## Work instructions
Type out the entries again, matching each one exactly.

[App and web page records]
▶

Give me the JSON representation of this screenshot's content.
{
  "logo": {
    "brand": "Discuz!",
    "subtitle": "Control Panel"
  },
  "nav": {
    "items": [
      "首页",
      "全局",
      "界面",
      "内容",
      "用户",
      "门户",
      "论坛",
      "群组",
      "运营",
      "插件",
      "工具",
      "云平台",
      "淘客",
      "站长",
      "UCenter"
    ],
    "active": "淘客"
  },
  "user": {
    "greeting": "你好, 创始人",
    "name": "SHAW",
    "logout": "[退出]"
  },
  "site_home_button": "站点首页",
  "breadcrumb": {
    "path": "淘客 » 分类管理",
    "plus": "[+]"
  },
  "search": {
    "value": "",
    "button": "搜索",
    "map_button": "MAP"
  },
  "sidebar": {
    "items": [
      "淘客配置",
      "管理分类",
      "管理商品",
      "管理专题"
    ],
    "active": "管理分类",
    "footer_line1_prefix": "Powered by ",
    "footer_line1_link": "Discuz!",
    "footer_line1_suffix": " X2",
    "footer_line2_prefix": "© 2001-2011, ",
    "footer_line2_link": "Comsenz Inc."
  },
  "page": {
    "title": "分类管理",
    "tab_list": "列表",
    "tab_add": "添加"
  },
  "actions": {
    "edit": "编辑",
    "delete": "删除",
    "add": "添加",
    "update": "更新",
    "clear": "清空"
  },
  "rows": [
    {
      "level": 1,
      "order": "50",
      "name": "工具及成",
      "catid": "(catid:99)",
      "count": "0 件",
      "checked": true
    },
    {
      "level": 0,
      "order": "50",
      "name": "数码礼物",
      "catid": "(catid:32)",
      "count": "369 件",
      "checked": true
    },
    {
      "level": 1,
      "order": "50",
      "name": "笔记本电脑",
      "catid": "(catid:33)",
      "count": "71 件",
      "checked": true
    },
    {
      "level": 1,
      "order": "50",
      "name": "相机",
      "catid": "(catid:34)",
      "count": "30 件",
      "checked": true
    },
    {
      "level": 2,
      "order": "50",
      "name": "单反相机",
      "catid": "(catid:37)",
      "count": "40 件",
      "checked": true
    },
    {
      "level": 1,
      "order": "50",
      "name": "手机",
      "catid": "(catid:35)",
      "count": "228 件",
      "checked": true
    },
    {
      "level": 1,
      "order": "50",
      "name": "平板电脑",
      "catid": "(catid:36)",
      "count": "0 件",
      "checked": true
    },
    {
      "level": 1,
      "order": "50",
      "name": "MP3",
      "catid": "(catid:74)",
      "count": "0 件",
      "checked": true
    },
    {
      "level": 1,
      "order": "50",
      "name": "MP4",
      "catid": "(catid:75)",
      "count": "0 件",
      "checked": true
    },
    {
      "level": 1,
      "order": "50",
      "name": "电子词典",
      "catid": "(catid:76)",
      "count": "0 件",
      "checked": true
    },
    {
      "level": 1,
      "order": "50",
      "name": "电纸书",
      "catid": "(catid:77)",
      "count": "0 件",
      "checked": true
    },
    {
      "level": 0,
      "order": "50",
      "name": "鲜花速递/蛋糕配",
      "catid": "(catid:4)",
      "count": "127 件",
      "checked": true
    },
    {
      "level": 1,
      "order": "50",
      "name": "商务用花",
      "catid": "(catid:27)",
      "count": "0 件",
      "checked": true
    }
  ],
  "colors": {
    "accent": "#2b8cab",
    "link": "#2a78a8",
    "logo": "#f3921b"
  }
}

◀

## Output below
Give me the JSON representation of this screenshot's content.
{
  "logo": {
    "brand": "Discuz!",
    "subtitle": "Control Panel"
  },
  "nav": {
    "items": [
      "首页",
      "全局",
      "界面",
      "内容",
      "用户",
      "门户",
      "论坛",
      "群组",
      "运营",
      "插件",
      "工具",
      "云平台",
      "淘客",
      "站长",
      "UCenter"
    ],
    "active": "淘客"
  },
  "user": {
    "greeting": "你好, 创始人",
    "name": "SHAW",
    "logout": "[退出]"
  },
  "site_home_button": "站点首页",
  "breadcrumb": {
    "path": "淘客 » 分类管理",
    "plus": "[+]"
  },
  "search": {
    "value": "",
    "button": "搜索",
    "map_button": "MAP"
  },
  "sidebar": {
    "items": [
      "淘客配置",
      "管理分类",
      "管理商品",
      "管理专题"
    ],
    "active": "管理分类",
    "footer_line1_prefix": "Powered by ",
    "footer_line1_link": "Discuz!",
    "footer_line1_suffix": " X2",
    "footer_line2_prefix": "© 2001-2011, ",
    "footer_line2_link": "Comsenz Inc."
  },
  "page": {
    "title": "分类管理",
    "tab_list": "列表",
    "tab_add": "添加"
  },
  "actions": {
    "edit": "编辑",
    "delete": "删除",
    "add": "添加",
    "update": "更新",
    "clear": "清空"
  },
  "rows": [
    {
      "level": 1,
      "order": "50",
      "name": "工具及成",
      "catid": "(catid:99)",
      "count": "0 件",
      "checked": true
    },
    {
      "level": 0,
      "order": "50",
      "name": "数码礼物",
      "catid": "(catid:32)",
      "count": "369 件",
      "checked": true
    },
    {
      "level": 1,
      "order": "50",
      "name": "笔记本电脑",
      "catid": "(catid:33)",
      "count": "71 件",
      "checked": true
    },
    {
      "level": 1,
      "order": "50",
      "name": "相机",
      "catid": "(catid:34)",
      "count": "30 件",
      "checked": true
    },
    {
      "level": 2,
      "order": "50",
      "name": "单反相机",
      "catid": "(catid:37)",
      "count": "40 件",
      "checked": true
    },
    {
      "level": 1,
      "order": "50",
      "name": "手机",
      "catid": "(catid:35)",
      "count": "228 件",
      "checked": true
    },
    {
      "level": 1,
      "order": "50",
      "name": "平板电脑",
      "catid": "(catid:36)",
      "count": "0 件",
      "checked": true
    },
    {
      "level": 1,
      "order": "50",
      "name": "MP3",
      "catid": "(catid:74)",
      "count": "0 件",
      "checked": true
    },
    {
      "level": 1,
      "order": "50",
      "name": "MP4",
      "catid": "(catid:75)",
      "count": "0 件",
      "checked": true
    },
    {
      "level": 1,
      "order": "50",
      "name": "电子词典",
      "catid": "(catid:76)",
      "count": "0 件",
      "checked": true
    },
    {
      "level": 1,
      "order": "50",
      "name": "电纸书",
      "catid": "(catid:77)",
      "count": "0 件",
      "checked": true
    },
    {
      "level": 0,
      "order": "50",
      "name": "鲜花速递/蛋糕配",
      "catid": "(catid:4)",
      "count": "127 件",
      "checked": true
    },
    {
      "level": 1,
      "order": "50",
      "name": "商务用花",
      "catid": "(catid:27)",
      "count": "0 件",
      "checked": true
    }
  ],
  "colors": {
    "accent": "#2b8cab",
    "link": "#2a78a8",
    "logo": "#f3921b"
  }
}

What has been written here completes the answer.